And now as well, it is the Qureshi case that continues to haunt the agency. Its investigating officer, a Deputy Superintendent of Police, has been arrested on the charge of fabricating a statement by a Hyderabad-based businessman “to corroborate baseless charges” made by Mr. Asthana against Mr. Verma in a complaint to the CVC. The CBI labours under a dual image: an independent agency in the perception of those disillusioned with the conduct of the jurisdiction police, and a ‘caged parrot’ or a handmaiden of the ruling party at the Centre in the eyes of the national Opposition.Recent developments, in which Central agencies are seen as targeting those in Opposition parties, add to the latter perception and do not augur well for its credibility. To a large extent, the political leadership must bear the primary responsibility for such controversies. It is difficult to ignore the fact that Mr. Asthana’s appointment as Special Director was made despite Mr. Verma’s vehement objections about his suitability, something the CVC chose to overrule. In such circumstances, it is up to the CVC and the Centre to address the present crisis. A good place to start will be to take Mr. Asthana, whose name already figures in a case, temporarily out of the agency to ensure an impartial probe.

In the net

A wider direct tax base is good news – but the share of direct taxes in the total is still low

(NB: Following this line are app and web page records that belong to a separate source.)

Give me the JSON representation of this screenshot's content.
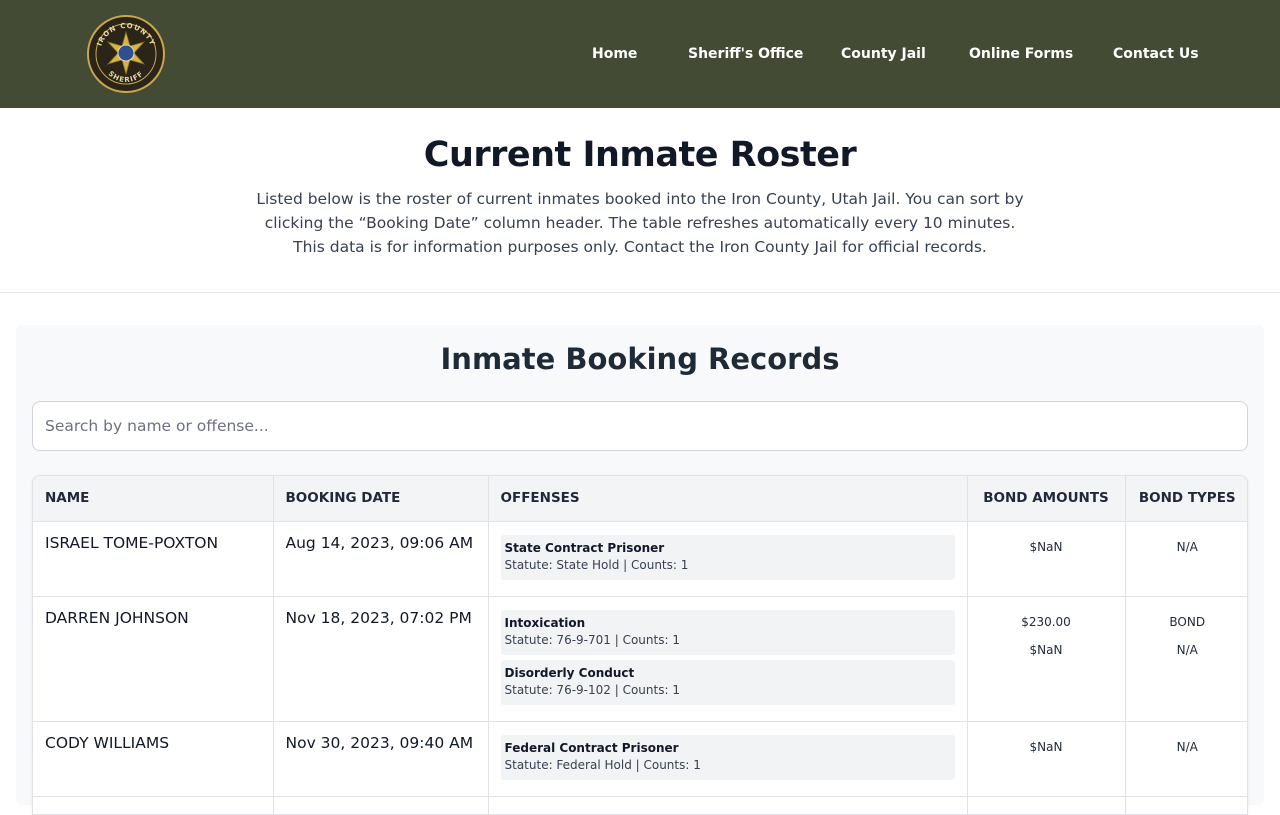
{
  "header": {
    "logo_text_top": "IRON COUNTY",
    "logo_text_bottom": "SHERIFF",
    "nav": [
      {
        "label": "Home"
      },
      {
        "label": "Sheriff's Office"
      },
      {
        "label": "County Jail"
      },
      {
        "label": "Online Forms"
      },
      {
        "label": "Contact Us"
      }
    ],
    "bg_color": "#434b34"
  },
  "intro": {
    "title": "Current Inmate Roster",
    "description": "Listed below is the roster of current inmates booked into the Iron County, Utah Jail. You can sort by clicking the “Booking Date” column header. The table refreshes automatically every 10 minutes. This data is for information purposes only. Contact the Iron County Jail for official records."
  },
  "records": {
    "title": "Inmate Booking Records",
    "search_placeholder": "Search by name or offense...",
    "columns": [
      "NAME",
      "BOOKING DATE",
      "OFFENSES",
      "BOND AMOUNTS",
      "BOND TYPES"
    ],
    "rows": [
      {
        "name": "ISRAEL TOME-POXTON",
        "booking_date": "Aug 14, 2023, 09:06 AM",
        "offenses": [
          {
            "title": "State Contract Prisoner",
            "statute": "Statute: State Hold | Counts: 1"
          }
        ],
        "bond_amounts": [
          "$NaN"
        ],
        "bond_types": [
          "N/A"
        ]
      },
      {
        "name": "DARREN JOHNSON",
        "booking_date": "Nov 18, 2023, 07:02 PM",
        "offenses": [
          {
            "title": "Intoxication",
            "statute": "Statute: 76-9-701 | Counts: 1"
          },
          {
            "title": "Disorderly Conduct",
            "statute": "Statute: 76-9-102 | Counts: 1"
          }
        ],
        "bond_amounts": [
          "$230.00",
          "$NaN"
        ],
        "bond_types": [
          "BOND",
          "N/A"
        ]
      },
      {
        "name": "CODY WILLIAMS",
        "booking_date": "Nov 30, 2023, 09:40 AM",
        "offenses": [
          {
            "title": "Federal Contract Prisoner",
            "statute": "Statute: Federal Hold | Counts: 1"
          }
        ],
        "bond_amounts": [
          "$NaN"
        ],
        "bond_types": [
          "N/A"
        ]
      }
    ]
  }
}
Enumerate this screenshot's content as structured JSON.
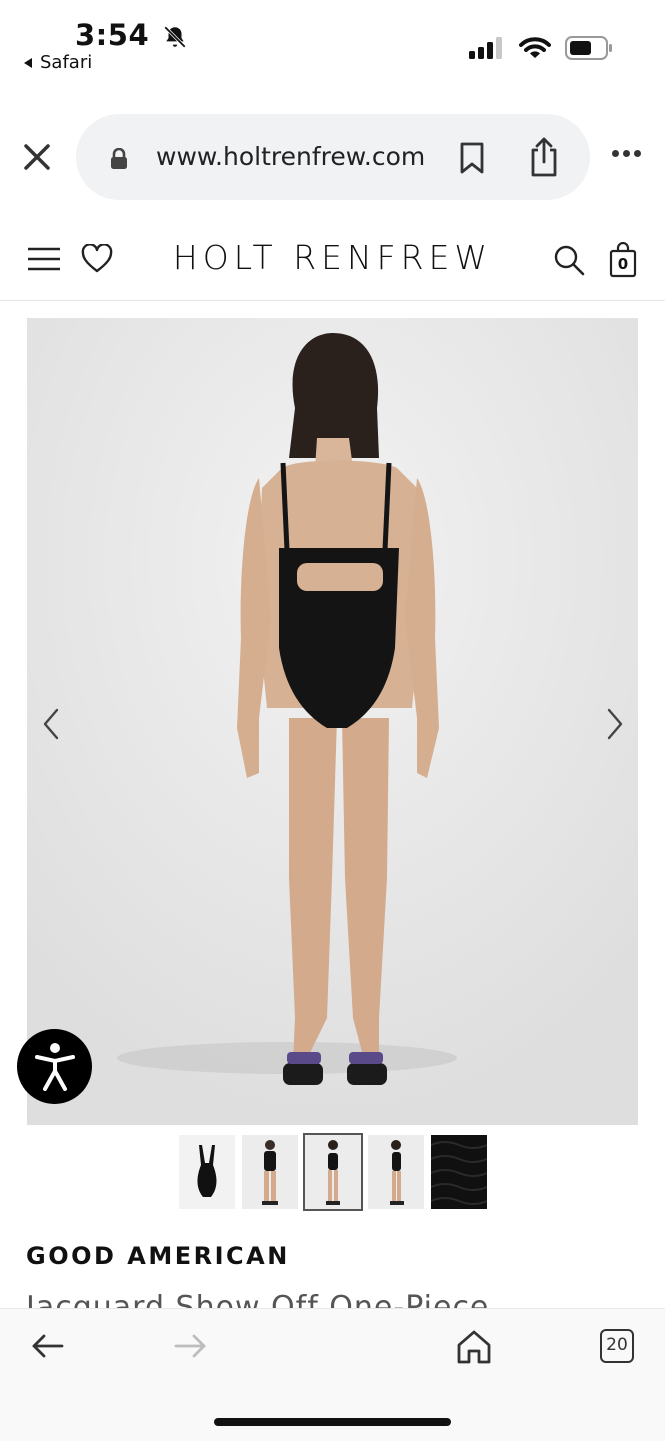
{
  "status_bar": {
    "time": "3:54",
    "back_app": "Safari",
    "icons": [
      "bell-slash-icon",
      "signal-icon",
      "wifi-icon",
      "battery-icon"
    ]
  },
  "browser": {
    "url": "www.holtrenfrew.com",
    "tab_count": "20"
  },
  "site": {
    "brand": "HOLT RENFREW",
    "cart_count": "0"
  },
  "product": {
    "brand": "GOOD AMERICAN",
    "title": "Jacquard Show Off One-Piece",
    "thumbnails": [
      "swimsuit-flat",
      "front-view",
      "back-view",
      "side-view",
      "fabric-detail"
    ],
    "selected_thumbnail": 2
  },
  "colors": {
    "accent": "#111111",
    "pill": "#f1f2f4",
    "toolbar": "#f9f9f9"
  }
}
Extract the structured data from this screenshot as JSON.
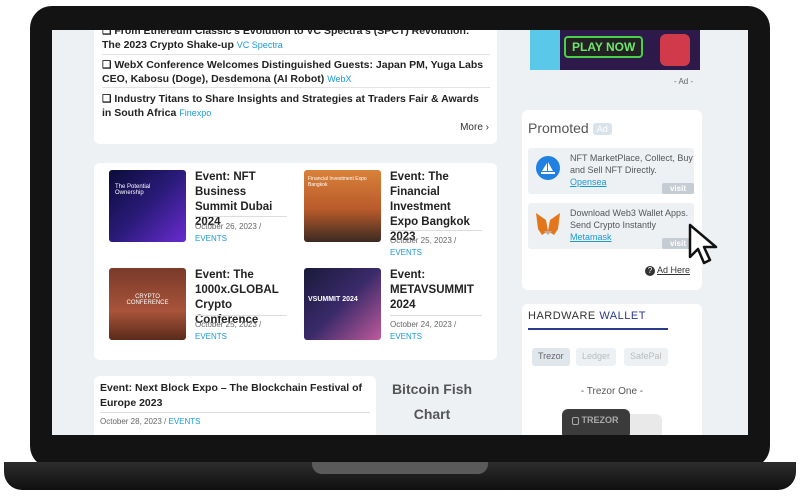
{
  "news": {
    "items": [
      {
        "title": "❏ From Ethereum Classic's Evolution to VC Spectra's (SPCT) Revolution: The 2023 Crypto Shake-up",
        "source": "VC Spectra"
      },
      {
        "title": "❏ WebX Conference Welcomes Distinguished Guests: Japan PM, Yuga Labs CEO, Kabosu (Doge), Desdemona (AI Robot)",
        "source": "WebX"
      },
      {
        "title": "❏ Industry Titans to Share Insights and Strategies at Traders Fair & Awards in South Africa",
        "source": "Finexpo"
      }
    ],
    "more_label": "More ›"
  },
  "events": [
    {
      "title": "Event: NFT Business Summit Dubai 2024",
      "date": "October 26, 2023 /",
      "category": "EVENTS",
      "thumb_text": "The Potential Ownership"
    },
    {
      "title": "Event: The Financial Investment Expo Bangkok 2023",
      "date": "October 25, 2023 /",
      "category": "EVENTS",
      "thumb_text": "Financial Investment Expo Bangkok"
    },
    {
      "title": "Event: The 1000x.GLOBAL Crypto Conference",
      "date": "October 25, 2023 /",
      "category": "EVENTS",
      "thumb_text": "CRYPTO CONFERENCE"
    },
    {
      "title": "Event: METAVSUMMIT 2024",
      "date": "October 24, 2023 /",
      "category": "EVENTS",
      "thumb_text": "VSUMMIT 2024"
    }
  ],
  "event_row": {
    "title": "Event: Next Block Expo – The Blockchain Festival of Europe 2023",
    "date": "October 28, 2023 /",
    "category": "EVENTS"
  },
  "fish_chart": {
    "line1": "Bitcoin Fish",
    "line2": "Chart"
  },
  "ad": {
    "banner_text": "PLAY NOW",
    "label": "- Ad -"
  },
  "promoted": {
    "title": "Promoted",
    "badge": "Ad",
    "items": [
      {
        "text": "NFT MarketPlace, Collect, Buy and Sell NFT Directly.",
        "link": "Opensea",
        "visit": "visit",
        "icon": "opensea-icon"
      },
      {
        "text": "Download Web3 Wallet Apps. Send Crypto Instantly",
        "link": "Metamask",
        "visit": "visit",
        "icon": "metamask-fox-icon"
      }
    ],
    "ad_here": "Ad Here"
  },
  "hardware_wallet": {
    "title_a": "HARDWARE",
    "title_b": "WALLET",
    "tabs": [
      "Trezor",
      "Ledger",
      "SafePal"
    ],
    "model": "- Trezor One -",
    "device_label": "TREZOR"
  },
  "colors": {
    "accent_link": "#1a9ad6",
    "hw_accent": "#2a3a8a",
    "bg": "#eef1f4"
  }
}
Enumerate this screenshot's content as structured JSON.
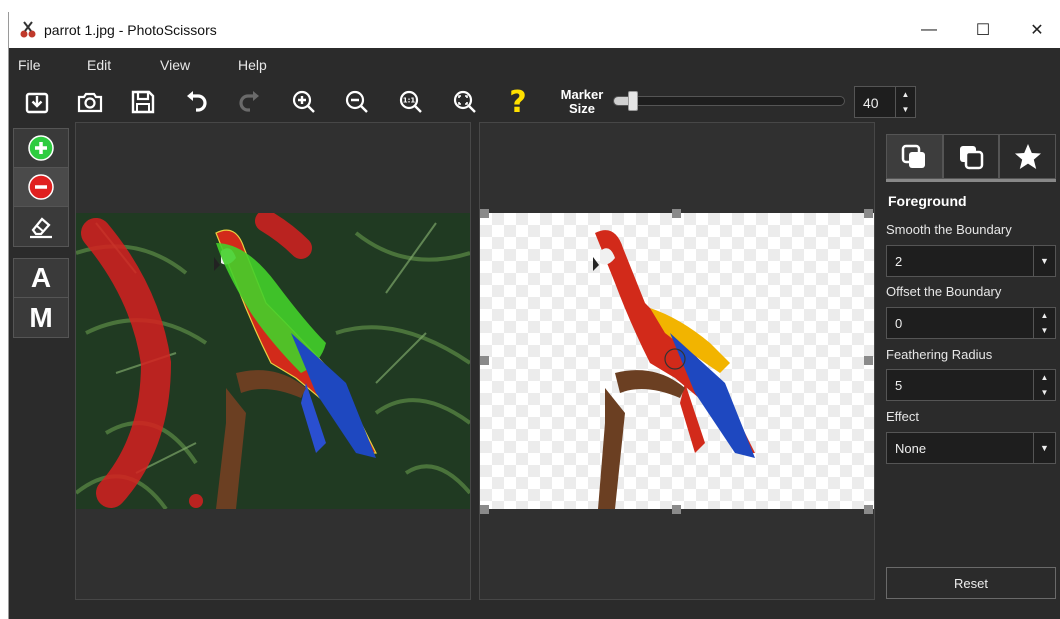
{
  "window": {
    "title": "parrot 1.jpg - PhotoScissors"
  },
  "window_controls": {
    "minimize": "—",
    "maximize": "☐",
    "close": "✕"
  },
  "menu": [
    "File",
    "Edit",
    "View",
    "Help"
  ],
  "toolbar": {
    "help_glyph": "?",
    "marker_size_label": "Marker Size",
    "marker_size_value": "40",
    "marker_size_fraction": 0.06,
    "spin_up": "▲",
    "spin_down": "▼"
  },
  "tools": {
    "auto_label": "A",
    "manual_label": "M"
  },
  "panel": {
    "heading": "Foreground",
    "smooth_label": "Smooth the Boundary",
    "smooth_value": "2",
    "offset_label": "Offset the Boundary",
    "offset_value": "0",
    "feather_label": "Feathering Radius",
    "feather_value": "5",
    "effect_label": "Effect",
    "effect_value": "None",
    "dropdown_glyph": "▼",
    "reset_label": "Reset"
  },
  "colors": {
    "accent_green": "#2ecc40",
    "remove_red": "#e02020",
    "help_yellow": "#ffe000",
    "background": "#2b2b2b"
  }
}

The steps taken by the Union government over the last few years to widen its tax base may finally be yielding some rewards.The total number of tax returns filed in the country increased by over 80% over the last four financial years, according to data released by the Central Board of Direct Taxes on Monday: from 3.79 crores in 2013-14 to 6.85 crores in 2017-18. Further, the direct tax to GDP ratio rose to 5.98% in 2017-18, the highest it has been in the last 10 years. The average income reported by individual and corporate taxpayers also witnessed a significant rise in the last three years. With tax growth rate surpassing the growth in GDP, the tax buoyancy factor rose to 1.81. This rise in tax compliance has beenattributed to the various measures taken by the Union government to increase compliance, including better gathering of information about sources of income, ease of getting refunds, and lowering of various other tax compliance costs.The total direct tax collection is estimated to be over Rs. 10 lakh crore in 2017-18, an increase of about 18% from the previous year.

The widening of the tax base is clearly good news for a government which, from the very beginning of its tenure, has declared its intent to improve tax collections. But the contribution of direct taxes to the total amount of taxes collected by the government, which is currently 52.29%, is still below what it was when Narendra Modi became Prime Minister. In fact, the share of direct taxes has fallen every single year since 2013-14, except this year. It is also far too low when compared to its peak of over 60% in 2009-10. In other words, most of the rise in the total tax collection in the last few years has come from indirect tax collections. This year, direct tax collection increased at a higher rate compared to the collection of indirect taxes. Going forward, a further increase in the share of direct taxes will help the government to lower regressive indirect taxes that impose a significant burden on the poor. Direct taxes are also a better choice from the standpoint of economic efficiency as they help avoid the severe distortionary effects of indirect taxes such as the Goods and Services Tax. Amidst increasing global tax competition, India is likely to face pressure to bring down corporate tax rates if it wants to maintain its stature as an attractive investment destination. Efforts to draft a new direct tax code, however, are yet to yield fruit due to bureaucratic delays. The government will do well to address this issue.

Leave a comment